Long-Term Effects of DES

DES is vary rarely used now and is never given to a pregnant woman. The effects of DES in pregnancy are now all long-term. The benefit offered by the doctors prescribing it, that it would ensure a full-term pregnancy, was never true. That DES created risks for the fetus was shown in tests by the early 1950s, yet it seems clear that women were never warned of them. It took 15 to 20 years for the first of the damages to become apparent. It was a mother who first suggested the link between DES given to her in pregnancy and her daughter’s rare cancer.

It’s too late for DES mothers and daughters now, we can only live with the harm already implanted in the fetus and mother during pregnancy. However, MedShadow Foundation is concerned that even today patients are not always warned about the long-term effects of some drugs have. Worse, some patients aren’t aware when the long-term effects are not known.

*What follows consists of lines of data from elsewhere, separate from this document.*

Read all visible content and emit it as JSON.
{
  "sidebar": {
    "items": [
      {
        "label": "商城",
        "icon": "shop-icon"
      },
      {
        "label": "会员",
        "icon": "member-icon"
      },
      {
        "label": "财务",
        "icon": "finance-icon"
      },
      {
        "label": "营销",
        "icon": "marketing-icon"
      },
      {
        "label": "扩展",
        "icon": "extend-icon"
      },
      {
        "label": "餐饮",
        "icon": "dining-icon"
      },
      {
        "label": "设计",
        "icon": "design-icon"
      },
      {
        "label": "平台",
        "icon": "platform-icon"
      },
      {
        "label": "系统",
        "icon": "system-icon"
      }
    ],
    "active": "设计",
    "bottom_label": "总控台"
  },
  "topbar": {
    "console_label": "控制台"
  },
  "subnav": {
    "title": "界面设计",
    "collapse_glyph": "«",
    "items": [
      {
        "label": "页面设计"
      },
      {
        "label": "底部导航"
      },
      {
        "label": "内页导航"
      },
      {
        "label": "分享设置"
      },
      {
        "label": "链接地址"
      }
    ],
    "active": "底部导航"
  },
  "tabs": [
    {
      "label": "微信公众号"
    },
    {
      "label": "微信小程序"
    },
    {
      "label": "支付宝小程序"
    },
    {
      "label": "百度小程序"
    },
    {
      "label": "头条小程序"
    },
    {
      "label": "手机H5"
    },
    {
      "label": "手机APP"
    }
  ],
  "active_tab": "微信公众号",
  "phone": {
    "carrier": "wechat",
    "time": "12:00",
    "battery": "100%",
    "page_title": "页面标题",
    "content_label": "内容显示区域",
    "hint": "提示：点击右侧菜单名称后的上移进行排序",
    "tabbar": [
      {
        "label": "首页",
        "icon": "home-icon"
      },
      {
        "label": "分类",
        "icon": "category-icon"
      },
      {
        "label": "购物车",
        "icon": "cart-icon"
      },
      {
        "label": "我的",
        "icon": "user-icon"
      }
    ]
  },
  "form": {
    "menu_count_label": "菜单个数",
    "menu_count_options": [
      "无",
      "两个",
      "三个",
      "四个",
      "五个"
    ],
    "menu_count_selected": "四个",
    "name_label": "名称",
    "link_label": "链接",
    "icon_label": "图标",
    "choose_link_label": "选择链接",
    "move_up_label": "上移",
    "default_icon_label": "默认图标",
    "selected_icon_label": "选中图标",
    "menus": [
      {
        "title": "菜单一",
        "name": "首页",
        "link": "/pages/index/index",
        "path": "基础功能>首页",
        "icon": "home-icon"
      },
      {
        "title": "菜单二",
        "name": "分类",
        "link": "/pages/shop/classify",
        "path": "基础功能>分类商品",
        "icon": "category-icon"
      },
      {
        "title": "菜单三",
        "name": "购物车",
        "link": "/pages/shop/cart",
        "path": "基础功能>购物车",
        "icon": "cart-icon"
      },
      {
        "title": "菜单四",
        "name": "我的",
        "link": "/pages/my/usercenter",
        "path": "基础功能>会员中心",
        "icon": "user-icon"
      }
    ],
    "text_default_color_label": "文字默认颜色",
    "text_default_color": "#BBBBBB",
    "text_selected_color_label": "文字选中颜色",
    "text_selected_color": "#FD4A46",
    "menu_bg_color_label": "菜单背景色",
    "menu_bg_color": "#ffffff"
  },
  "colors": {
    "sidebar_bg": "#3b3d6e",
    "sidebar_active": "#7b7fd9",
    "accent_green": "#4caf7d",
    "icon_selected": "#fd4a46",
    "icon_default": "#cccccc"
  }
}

Every time your health care provider suggests taking a drug, please include in your risk/benefit discussion questions about the long-term effects: How long can I safely take this drug? Do side effects change over time? Does the efficacy of the drug change over time? Will the changes the drug makes in me today result in something else years later?

To assist you, MedShadow Foundation has searched the Internet for articles that focus on the long-term effects of DES. Below is a listing, with links, of articles we found useful and credible with a short re-cap of each. Below that is a list of organizations you might find helpful.


Adverse Health Outcomes in Women Exposed In Utero to Diethylstilbestrol, The New England journal of MEdicine, October 6, 2011

A follow up study of 4,301 DES-exposed and 1,955 unexposed women. Identifies 12 adverse health outcomes associated with DES exposure.

Hormone is Said to Cut Risk of Premature Birth, NYTimes, May 3, 2011

Progesterone gel used topically on “short cervixes,” seems to reduce the amount of preterm births. Please read DESAction’s letter the the NYTimes questioning the safety of progesterone when estrogen was so damaging to the fetus. Risk of Taking Hormones, NYTimes, May 9, 2011

 Suzanne B. Robotti 


Last updated: May 8, 2013